For the data that follows, report how many lines include the string "title", and write the number alone.
== Segment start ==
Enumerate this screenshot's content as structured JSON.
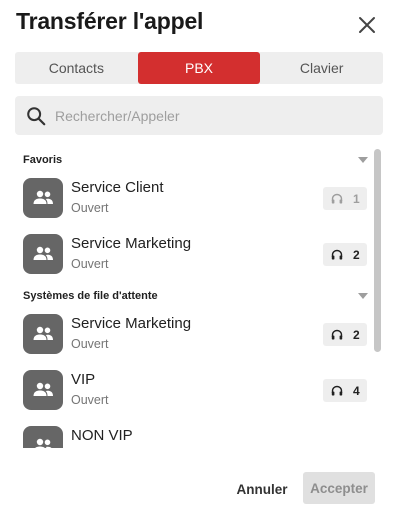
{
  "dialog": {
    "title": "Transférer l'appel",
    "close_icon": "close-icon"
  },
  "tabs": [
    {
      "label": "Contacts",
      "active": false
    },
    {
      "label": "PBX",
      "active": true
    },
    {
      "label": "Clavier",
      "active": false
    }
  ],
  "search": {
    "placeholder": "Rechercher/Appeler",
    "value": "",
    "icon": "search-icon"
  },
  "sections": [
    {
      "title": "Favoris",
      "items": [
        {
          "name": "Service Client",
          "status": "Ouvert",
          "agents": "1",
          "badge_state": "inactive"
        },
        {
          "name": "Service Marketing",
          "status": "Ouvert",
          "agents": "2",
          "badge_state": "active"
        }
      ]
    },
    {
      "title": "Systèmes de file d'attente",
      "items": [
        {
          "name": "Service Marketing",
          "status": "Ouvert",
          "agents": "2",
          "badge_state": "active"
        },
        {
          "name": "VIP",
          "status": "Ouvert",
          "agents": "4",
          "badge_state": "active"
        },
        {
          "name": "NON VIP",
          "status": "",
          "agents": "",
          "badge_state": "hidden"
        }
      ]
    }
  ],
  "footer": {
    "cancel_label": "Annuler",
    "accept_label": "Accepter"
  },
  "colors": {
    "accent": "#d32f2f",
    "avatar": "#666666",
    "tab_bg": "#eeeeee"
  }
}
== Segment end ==
== Response to this task ==
3